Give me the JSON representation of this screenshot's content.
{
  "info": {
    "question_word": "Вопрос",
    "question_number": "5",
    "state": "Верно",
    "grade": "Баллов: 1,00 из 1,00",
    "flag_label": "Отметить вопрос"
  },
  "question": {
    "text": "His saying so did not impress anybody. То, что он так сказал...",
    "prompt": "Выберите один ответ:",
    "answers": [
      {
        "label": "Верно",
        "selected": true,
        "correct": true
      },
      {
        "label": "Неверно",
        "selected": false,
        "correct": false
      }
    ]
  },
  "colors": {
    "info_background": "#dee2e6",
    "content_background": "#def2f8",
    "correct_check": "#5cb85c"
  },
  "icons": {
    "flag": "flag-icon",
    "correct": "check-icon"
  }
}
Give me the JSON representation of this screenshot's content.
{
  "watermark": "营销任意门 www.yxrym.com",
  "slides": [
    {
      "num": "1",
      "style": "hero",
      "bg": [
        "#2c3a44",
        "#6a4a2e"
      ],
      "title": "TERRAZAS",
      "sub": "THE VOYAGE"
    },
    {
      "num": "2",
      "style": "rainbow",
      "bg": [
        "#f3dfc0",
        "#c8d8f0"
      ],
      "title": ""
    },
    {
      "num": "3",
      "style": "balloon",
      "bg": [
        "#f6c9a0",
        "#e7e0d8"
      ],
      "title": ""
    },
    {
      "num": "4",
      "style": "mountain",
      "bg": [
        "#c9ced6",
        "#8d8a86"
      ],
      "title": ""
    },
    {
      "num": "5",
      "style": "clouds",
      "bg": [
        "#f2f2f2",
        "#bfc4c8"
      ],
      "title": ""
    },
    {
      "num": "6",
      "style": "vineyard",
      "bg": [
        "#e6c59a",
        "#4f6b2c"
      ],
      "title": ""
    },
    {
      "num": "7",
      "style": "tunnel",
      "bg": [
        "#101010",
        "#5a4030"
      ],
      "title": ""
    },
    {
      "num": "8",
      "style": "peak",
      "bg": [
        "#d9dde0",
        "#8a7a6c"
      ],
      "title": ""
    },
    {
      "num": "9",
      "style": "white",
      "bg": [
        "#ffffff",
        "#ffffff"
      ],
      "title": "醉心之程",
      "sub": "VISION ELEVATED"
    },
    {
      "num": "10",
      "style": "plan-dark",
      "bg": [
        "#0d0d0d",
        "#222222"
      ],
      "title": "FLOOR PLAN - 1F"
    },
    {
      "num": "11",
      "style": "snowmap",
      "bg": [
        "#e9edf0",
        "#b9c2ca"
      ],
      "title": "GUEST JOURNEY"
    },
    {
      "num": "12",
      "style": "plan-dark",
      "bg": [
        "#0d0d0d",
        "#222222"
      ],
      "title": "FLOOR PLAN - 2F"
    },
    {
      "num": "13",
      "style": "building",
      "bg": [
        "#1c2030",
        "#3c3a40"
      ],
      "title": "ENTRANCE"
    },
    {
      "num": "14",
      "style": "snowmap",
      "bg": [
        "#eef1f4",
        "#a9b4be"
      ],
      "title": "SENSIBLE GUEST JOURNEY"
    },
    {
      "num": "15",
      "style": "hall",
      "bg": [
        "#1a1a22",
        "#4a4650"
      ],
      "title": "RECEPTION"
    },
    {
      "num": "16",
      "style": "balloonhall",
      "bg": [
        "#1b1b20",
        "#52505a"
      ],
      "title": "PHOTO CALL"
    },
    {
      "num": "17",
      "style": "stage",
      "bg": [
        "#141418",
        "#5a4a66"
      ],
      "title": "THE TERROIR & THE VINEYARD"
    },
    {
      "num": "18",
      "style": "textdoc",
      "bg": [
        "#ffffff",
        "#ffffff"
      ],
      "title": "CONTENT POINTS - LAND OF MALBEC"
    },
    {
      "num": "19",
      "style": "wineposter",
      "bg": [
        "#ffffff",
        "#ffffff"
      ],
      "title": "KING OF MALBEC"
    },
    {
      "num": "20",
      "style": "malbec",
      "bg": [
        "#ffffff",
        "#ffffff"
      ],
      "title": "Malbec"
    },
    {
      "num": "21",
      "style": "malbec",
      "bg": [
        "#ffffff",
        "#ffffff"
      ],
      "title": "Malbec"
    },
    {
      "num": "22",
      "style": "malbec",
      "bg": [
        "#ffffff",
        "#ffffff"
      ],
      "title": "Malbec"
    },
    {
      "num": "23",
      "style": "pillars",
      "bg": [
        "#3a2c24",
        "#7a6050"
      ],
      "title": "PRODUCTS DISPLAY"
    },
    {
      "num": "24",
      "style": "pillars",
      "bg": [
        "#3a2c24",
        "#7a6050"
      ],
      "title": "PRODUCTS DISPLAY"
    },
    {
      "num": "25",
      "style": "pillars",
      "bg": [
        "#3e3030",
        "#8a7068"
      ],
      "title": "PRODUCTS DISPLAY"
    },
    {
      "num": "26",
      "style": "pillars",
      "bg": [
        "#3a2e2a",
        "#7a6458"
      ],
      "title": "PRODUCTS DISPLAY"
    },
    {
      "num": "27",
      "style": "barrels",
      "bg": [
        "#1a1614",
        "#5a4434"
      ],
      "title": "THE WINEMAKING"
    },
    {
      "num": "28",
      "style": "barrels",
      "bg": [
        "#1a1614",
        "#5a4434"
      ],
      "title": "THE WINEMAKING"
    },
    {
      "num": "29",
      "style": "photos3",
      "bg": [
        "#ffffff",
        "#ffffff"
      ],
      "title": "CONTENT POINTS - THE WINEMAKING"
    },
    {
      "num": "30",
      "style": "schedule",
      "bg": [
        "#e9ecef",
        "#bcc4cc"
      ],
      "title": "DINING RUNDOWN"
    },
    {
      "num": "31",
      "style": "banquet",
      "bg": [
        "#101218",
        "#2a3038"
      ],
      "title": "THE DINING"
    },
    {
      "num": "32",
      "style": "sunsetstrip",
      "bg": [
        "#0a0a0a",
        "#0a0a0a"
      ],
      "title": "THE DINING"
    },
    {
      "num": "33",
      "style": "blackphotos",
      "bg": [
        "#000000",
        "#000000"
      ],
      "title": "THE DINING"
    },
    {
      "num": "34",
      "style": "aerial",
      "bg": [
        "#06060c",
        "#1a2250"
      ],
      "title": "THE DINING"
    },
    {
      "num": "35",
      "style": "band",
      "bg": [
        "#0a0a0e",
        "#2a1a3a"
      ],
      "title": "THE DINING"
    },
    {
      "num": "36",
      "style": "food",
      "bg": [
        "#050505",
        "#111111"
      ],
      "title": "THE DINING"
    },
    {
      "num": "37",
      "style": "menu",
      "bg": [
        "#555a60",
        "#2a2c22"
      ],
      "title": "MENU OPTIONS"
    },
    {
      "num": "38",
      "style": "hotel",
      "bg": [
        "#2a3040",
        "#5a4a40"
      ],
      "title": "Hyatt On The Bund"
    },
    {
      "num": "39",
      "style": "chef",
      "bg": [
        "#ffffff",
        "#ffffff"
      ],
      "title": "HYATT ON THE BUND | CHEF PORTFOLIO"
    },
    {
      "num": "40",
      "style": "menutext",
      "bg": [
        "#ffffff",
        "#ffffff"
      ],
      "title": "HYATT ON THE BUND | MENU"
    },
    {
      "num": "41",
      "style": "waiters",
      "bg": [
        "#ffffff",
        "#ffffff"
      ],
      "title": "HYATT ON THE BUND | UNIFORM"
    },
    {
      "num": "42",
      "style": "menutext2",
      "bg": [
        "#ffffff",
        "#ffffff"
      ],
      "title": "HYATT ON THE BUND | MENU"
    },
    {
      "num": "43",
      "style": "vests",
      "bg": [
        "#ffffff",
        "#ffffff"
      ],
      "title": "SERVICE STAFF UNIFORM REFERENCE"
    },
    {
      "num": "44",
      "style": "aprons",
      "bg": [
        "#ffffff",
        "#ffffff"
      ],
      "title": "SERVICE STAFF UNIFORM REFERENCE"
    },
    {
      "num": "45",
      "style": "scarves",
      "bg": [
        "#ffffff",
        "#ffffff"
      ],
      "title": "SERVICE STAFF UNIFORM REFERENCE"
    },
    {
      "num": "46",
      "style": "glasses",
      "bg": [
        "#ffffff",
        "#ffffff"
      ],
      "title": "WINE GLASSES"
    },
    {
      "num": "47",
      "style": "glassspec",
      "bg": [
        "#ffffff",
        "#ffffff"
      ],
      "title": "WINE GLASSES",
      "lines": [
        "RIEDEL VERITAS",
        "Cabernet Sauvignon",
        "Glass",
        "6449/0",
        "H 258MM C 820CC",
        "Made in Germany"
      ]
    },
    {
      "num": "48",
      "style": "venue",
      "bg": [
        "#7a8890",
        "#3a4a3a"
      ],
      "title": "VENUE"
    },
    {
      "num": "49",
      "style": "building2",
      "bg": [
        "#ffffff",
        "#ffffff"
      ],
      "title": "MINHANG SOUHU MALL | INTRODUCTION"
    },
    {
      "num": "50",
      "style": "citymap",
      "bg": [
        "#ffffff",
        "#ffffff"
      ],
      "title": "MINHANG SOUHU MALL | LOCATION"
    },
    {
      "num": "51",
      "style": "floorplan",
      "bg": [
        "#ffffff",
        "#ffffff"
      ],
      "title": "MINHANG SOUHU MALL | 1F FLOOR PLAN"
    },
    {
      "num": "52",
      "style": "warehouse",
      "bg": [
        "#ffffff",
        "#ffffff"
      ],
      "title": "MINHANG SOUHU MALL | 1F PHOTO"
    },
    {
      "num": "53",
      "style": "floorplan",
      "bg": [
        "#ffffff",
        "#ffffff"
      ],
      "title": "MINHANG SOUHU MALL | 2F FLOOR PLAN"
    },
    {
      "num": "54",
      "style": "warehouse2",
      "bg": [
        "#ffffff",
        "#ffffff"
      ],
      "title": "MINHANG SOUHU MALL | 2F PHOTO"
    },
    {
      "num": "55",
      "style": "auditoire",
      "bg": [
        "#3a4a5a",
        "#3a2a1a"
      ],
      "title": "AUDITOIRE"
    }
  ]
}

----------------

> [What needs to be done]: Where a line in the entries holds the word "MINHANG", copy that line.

> [Reply]:
      "title": "MINHANG SOUHU MALL | INTRODUCTION"
      "title": "MINHANG SOUHU MALL | LOCATION"
      "title": "MINHANG SOUHU MALL | 1F FLOOR PLAN"
      "title": "MINHANG SOUHU MALL | 1F PHOTO"
      "title": "MINHANG SOUHU MALL | 2F FLOOR PLAN"
      "title": "MINHANG SOUHU MALL | 2F PHOTO"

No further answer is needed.